This is nearly impossible to read...

Is it

or

? - Aug 3rd 2010, 01:44 PMdat1611

thats how it is i dont know how to do a not equal sign - Aug 3rd 2010, 01:54 PMskeeter
- Aug 3rd 2010, 02:45 PMVlasev
It is done by \neq

[LaTeX ERROR: Compile failed]

For the question at hand, you need to determine a value c such that the function is continuous. One way could be to just plug in 1 in the above definition with the natural log, but you cannot do that since you'd get something of the form 0/0. Hence you need to find the limit of [LaTeX ERROR: Compile failed] as x approaches 1. Or more succinctly, find

[LaTeX ERROR: Compile failed]

Once you find that, you can just set c equal to it. From the definitions of continuous functions, f(x) is continuous at point a if

[LaTeX ERROR: Compile failed] - Aug 3rd 2010, 02:46 PMdat1611
ok can someone help with the actual problem

- Aug 3rd 2010, 02:56 PMVlasev
Do you know L'Hopital's rule? If you do, just apply to the numerator and denominator and it ' should be pretty easy.

- Aug 3rd 2010, 03:13 PMSoroban
Hello, dat1611!

Quote:

Find the value of for which the function is continuous.

To be continuous at , we want: .

The left side goes to so we can apply L'Hopital.

.

Therefore: .

- Aug 3rd 2010, 03:21 PMdat1611
so

= 1

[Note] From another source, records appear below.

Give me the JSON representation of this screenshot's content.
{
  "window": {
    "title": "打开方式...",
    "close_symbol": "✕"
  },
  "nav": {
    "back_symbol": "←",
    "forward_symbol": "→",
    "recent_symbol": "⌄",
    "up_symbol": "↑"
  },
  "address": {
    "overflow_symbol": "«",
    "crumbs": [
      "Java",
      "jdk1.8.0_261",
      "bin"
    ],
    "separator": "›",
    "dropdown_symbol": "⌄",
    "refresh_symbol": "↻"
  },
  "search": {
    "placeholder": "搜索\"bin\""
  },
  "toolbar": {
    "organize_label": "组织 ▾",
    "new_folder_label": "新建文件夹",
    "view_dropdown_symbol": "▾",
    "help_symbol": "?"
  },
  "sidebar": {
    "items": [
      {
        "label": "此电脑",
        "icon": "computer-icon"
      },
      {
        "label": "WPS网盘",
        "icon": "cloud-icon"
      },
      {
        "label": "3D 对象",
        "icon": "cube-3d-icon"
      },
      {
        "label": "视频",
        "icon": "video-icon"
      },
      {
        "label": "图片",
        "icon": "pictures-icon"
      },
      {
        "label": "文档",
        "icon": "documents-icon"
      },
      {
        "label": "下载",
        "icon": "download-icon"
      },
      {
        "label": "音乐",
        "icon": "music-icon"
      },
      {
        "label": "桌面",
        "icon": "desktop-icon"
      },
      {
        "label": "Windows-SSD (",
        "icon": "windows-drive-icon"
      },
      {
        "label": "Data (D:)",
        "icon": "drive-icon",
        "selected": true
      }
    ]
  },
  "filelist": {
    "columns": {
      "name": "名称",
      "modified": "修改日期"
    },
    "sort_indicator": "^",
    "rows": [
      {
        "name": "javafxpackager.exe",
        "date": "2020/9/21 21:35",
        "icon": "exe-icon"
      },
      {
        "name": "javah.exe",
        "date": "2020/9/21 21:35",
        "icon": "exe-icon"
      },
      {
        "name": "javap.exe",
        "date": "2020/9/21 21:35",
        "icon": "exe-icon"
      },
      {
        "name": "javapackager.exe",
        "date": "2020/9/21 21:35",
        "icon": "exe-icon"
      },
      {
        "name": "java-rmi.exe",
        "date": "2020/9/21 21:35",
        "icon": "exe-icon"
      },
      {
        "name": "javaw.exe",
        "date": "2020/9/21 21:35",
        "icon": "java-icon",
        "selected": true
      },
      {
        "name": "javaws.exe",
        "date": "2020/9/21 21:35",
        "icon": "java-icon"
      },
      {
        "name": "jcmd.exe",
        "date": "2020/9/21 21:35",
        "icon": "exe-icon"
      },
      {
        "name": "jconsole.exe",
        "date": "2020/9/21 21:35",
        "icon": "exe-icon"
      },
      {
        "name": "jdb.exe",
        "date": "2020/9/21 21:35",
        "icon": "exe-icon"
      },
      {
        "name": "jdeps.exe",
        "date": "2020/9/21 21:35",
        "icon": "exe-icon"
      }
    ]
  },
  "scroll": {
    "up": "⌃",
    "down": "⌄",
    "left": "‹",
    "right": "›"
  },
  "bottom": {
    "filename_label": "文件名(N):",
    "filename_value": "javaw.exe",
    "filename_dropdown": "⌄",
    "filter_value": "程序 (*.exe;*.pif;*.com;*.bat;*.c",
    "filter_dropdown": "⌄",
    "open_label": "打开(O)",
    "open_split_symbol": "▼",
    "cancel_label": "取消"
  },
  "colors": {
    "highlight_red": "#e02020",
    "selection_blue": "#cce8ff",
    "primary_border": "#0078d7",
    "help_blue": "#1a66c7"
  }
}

so the answers 1? - Aug 3rd 2010, 03:28 PMVlasev
Yes!Although, it seems like you don't quite understand why. Do you need help with that?